Water shortages could knock as much as six per cent off the size of the world’s largest economies over the next three decades, the World Bank has said in a new report published today.
An area that includes more than four billion people, covering China, India, the middle east and sub-Saharan Africa, will suffer shrinking economic growth due to water scarcity caused by climate change, if countries do not change their policies, the organisation warned.
As “water supply becomes more erratic and uncertain” at the same time as populations grow and middle classes swell, putting pressure on demand, the problems could even spur mass migration and “spark conflict” across some of the most fragile regions on the planet.
“Water scarcity is a major threat to economic growth and stability around the world, and climate change is making the problem worse,” said Jim Yong Kim, president of the World Bank.
“Economic growth is a surprisingly thirsty business,” the report found.
“Water is a vital factor of production, so diminishing water supplies can translate into slower growth that cloud economic prospects.
“Some regions could see their growth rates decline by as much as six per cent of GDP by 2050 as a result of water-related losses in agriculture, health, income, and property — sending them into sustained and negative growth.”

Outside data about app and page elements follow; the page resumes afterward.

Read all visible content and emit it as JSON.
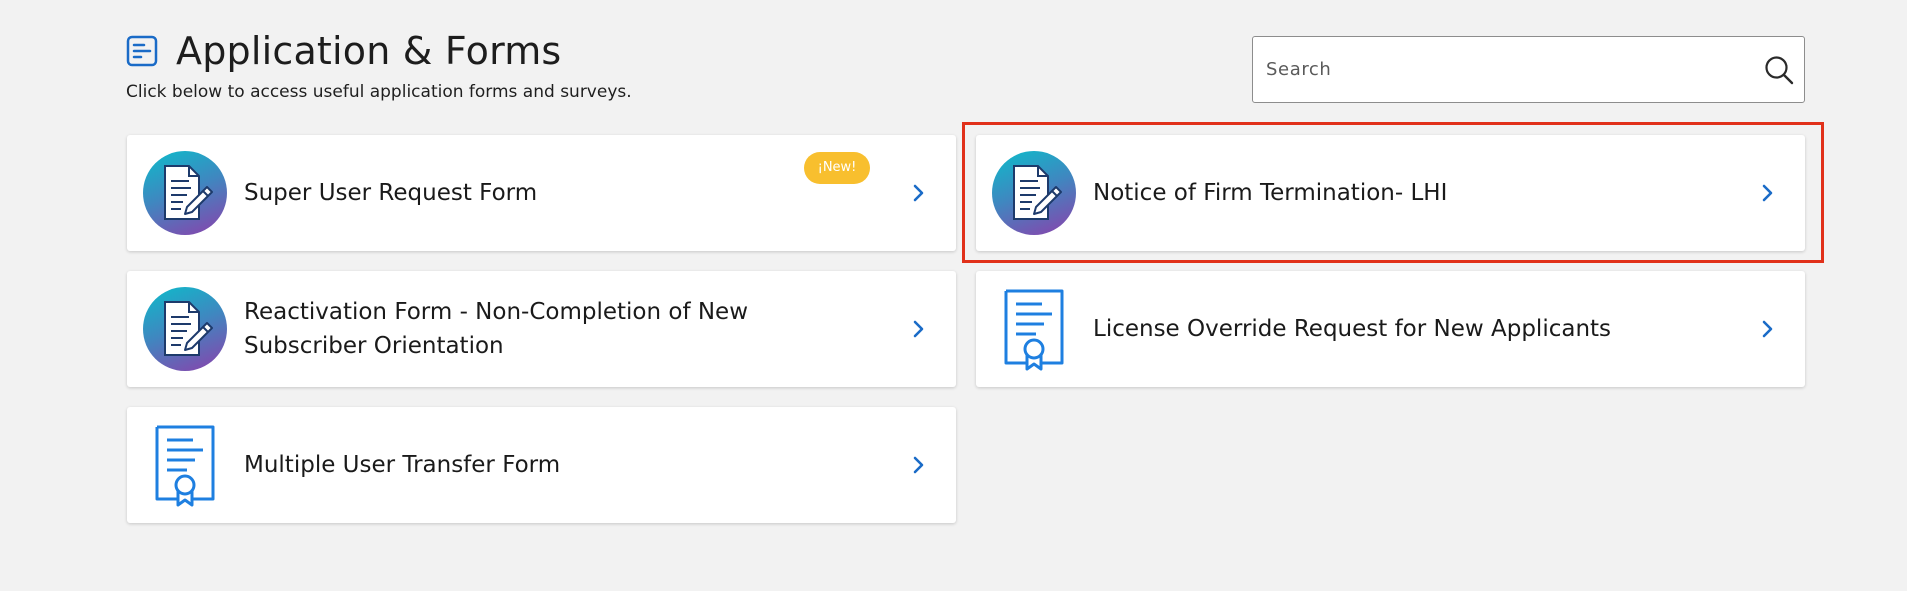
{
  "header": {
    "title": "Application & Forms",
    "subtitle": "Click below to access useful application forms and surveys.",
    "icon": "list-document-icon"
  },
  "search": {
    "placeholder": "Search",
    "value": "",
    "icon": "search-icon"
  },
  "colors": {
    "background": "#f2f2f2",
    "accent_blue": "#1a6bc7",
    "badge_yellow": "#f8bf2e",
    "highlight_red": "#e1311a",
    "gradient_teal": "#12b1c7",
    "gradient_purple": "#7a52b0",
    "certificate_blue": "#1e7fe0"
  },
  "forms": [
    {
      "label": "Super User Request Form",
      "icon": "edit-document-gradient-icon",
      "badge": "¡New!"
    },
    {
      "label": "Notice of Firm Termination- LHI",
      "icon": "edit-document-gradient-icon",
      "highlighted": true
    },
    {
      "label": "Reactivation Form - Non-Completion of New Subscriber Orientation",
      "icon": "edit-document-gradient-icon"
    },
    {
      "label": "License Override Request for New Applicants",
      "icon": "certificate-icon"
    },
    {
      "label": "Multiple User Transfer Form",
      "icon": "certificate-icon"
    }
  ]
}
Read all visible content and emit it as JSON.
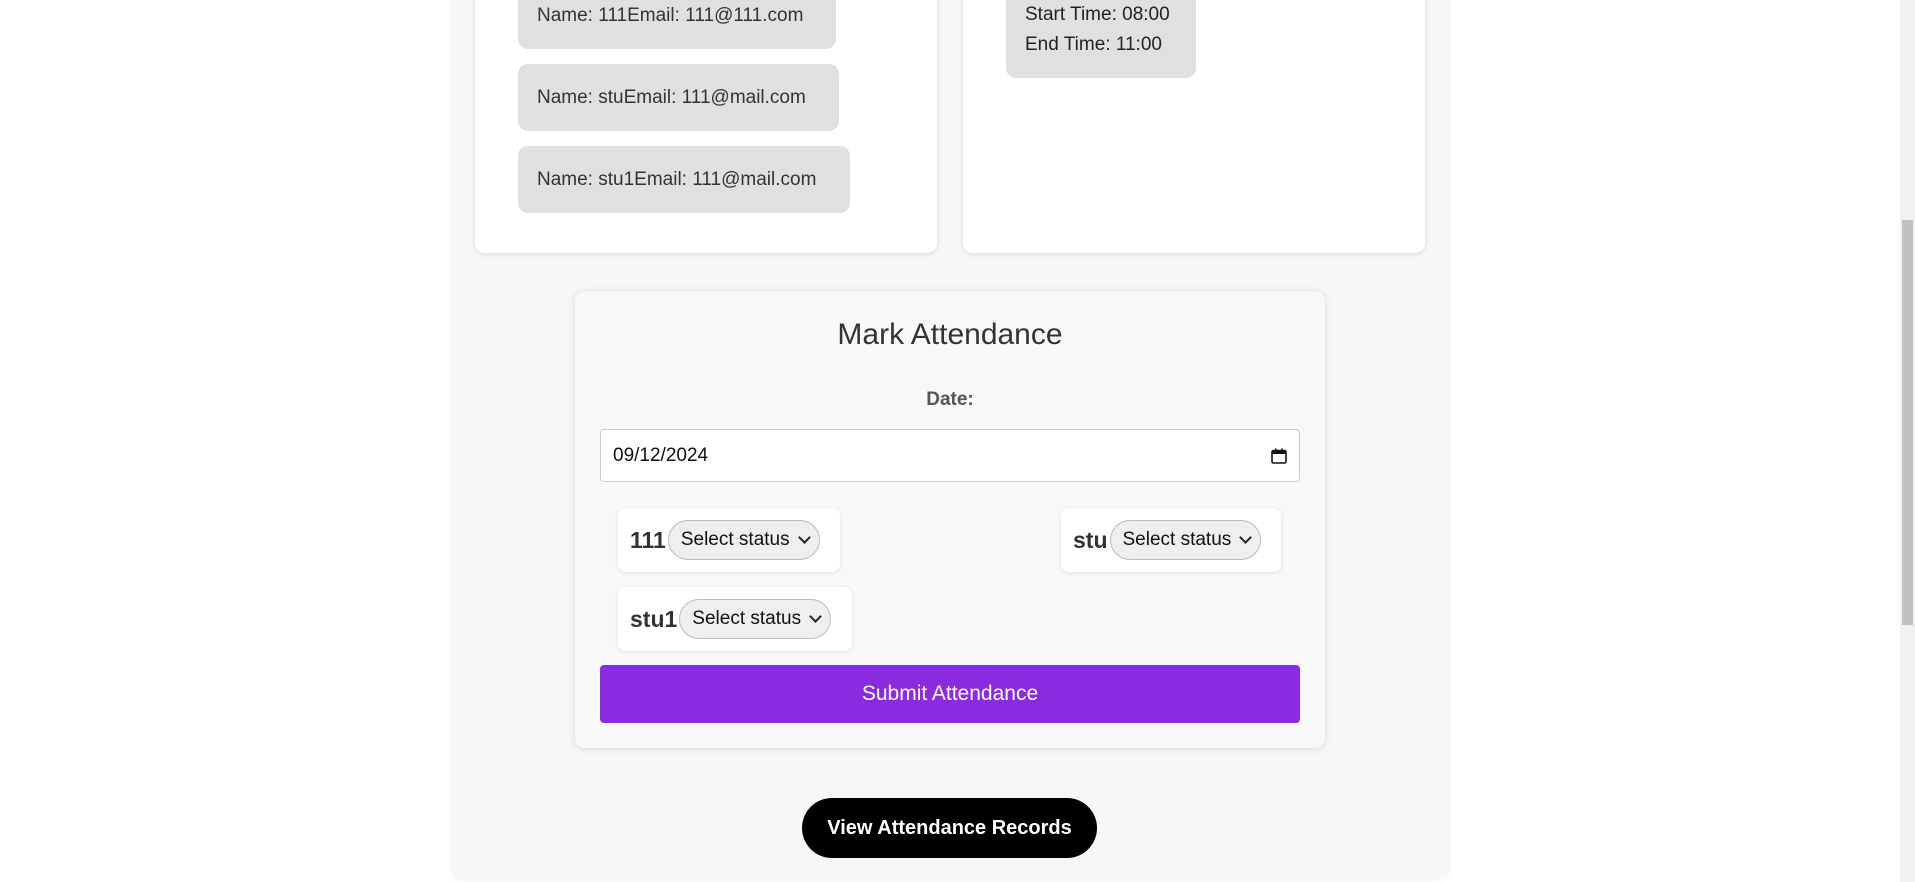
{
  "students_list": [
    {
      "text": "Name: 111Email: 111@111.com"
    },
    {
      "text": "Name: stuEmail: 111@mail.com"
    },
    {
      "text": "Name: stu1Email: 111@mail.com"
    }
  ],
  "schedule": {
    "start": "Start Time: 08:00",
    "end": "End Time: 11:00"
  },
  "attendance": {
    "title": "Mark Attendance",
    "date_label": "Date:",
    "date_value": "09/12/2024",
    "students": [
      {
        "name": "111",
        "status": "Select status"
      },
      {
        "name": "stu",
        "status": "Select status"
      },
      {
        "name": "stu1",
        "status": "Select status"
      }
    ],
    "submit_label": "Submit Attendance"
  },
  "view_records_label": "View Attendance Records",
  "colors": {
    "accent": "#8a2be2",
    "button_dark": "#000000",
    "pill_bg": "#e0e0e0"
  }
}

China and India can both escape that fate – and even boost growth – if they expand supply and allocate water to “high-value uses”, the World Bank said.
For the middle east – including Saudi Arabia, Iran, Iraq and the gulf nations – along with the northern strip of Africa covering Egypt, Libya and Algeria, however, even targeted policies will not be enough to offset the economic damage scarcity of supply will inflict over the next three decades, the World Bank predicted.